bombastic & verbose for such a dull point.
 — unknown

Love it. I loved especially your references to nature and the way you have made the letters on lines 246-254 look windswept. 10/10, definitely!
 — Linnac

effigy aflame.....
indeed- this is a banquet of words beautifully arranged and orchestrated
as a flowing work of art.
 — Liliana

say what you mean...mean what you say......
if such were the case- am afraid even shakespeare should be bitch slapped.
very rich work!
 — unknown

Thanks to those above who enjoyed this thus far.

As for Mor, you should know I don't treat anything you say with the tiniest speck of worth. If I did you'd probably have me writing bagpipe medleys or some similar drivel. Speaking of which, I'm surprised you rose from your grave to try to make an ass of yourself yet again. Pity I could care less. Go back to haunting the moors.
 — Inuki

Aye! Inuki man, an explanation for giraffe soup would be great. Thanks!
 — unknown

Thanks for taking us" there." Through almost every poem (segment) I'd read most of the way, wondering where it's going to the point of becoming very dull, when you'd redeem yourself with a fantastic line or phrase.
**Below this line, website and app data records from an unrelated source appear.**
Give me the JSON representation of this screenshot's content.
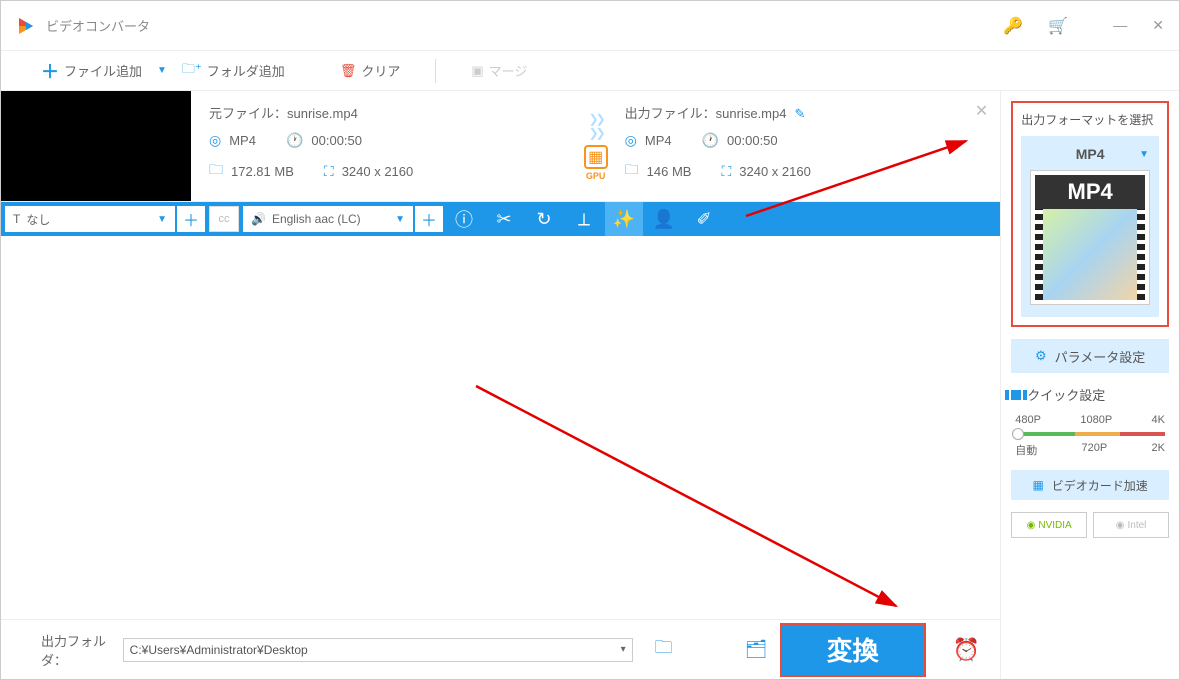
{
  "app": {
    "title": "ビデオコンバータ"
  },
  "toolbar": {
    "add_file": "ファイル追加",
    "add_folder": "フォルダ追加",
    "clear": "クリア",
    "merge": "マージ"
  },
  "file": {
    "source_label": "元ファイル：",
    "source_name": "sunrise.mp4",
    "output_label": "出力ファイル：",
    "output_name": "sunrise.mp4",
    "source_format": "MP4",
    "source_duration": "00:00:50",
    "source_size": "172.81 MB",
    "source_resolution": "3240 x 2160",
    "output_format": "MP4",
    "output_duration": "00:00:50",
    "output_size": "146 MB",
    "output_resolution": "3240 x 2160",
    "gpu_label": "GPU"
  },
  "actionbar": {
    "subtitle_none": "なし",
    "audio_track": "English aac (LC)"
  },
  "sidebar": {
    "format_section_title": "出力フォーマットを選択",
    "format_selected": "MP4",
    "format_badge": "MP4",
    "param_btn": "パラメータ設定",
    "quick_title": "クイック設定",
    "presets_top": [
      "480P",
      "1080P",
      "4K"
    ],
    "presets_bottom": [
      "自動",
      "720P",
      "2K"
    ],
    "gpu_accel": "ビデオカード加速",
    "nvidia": "NVIDIA",
    "intel": "Intel"
  },
  "bottom": {
    "output_folder_label": "出力フォルダ：",
    "output_folder_path": "C:¥Users¥Administrator¥Desktop",
    "convert": "変換"
  }
}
Good work.
 — Seditswing

This is amazing..a really good read..
 — brother_sun

happy valintines day inku.....
 — brother_sun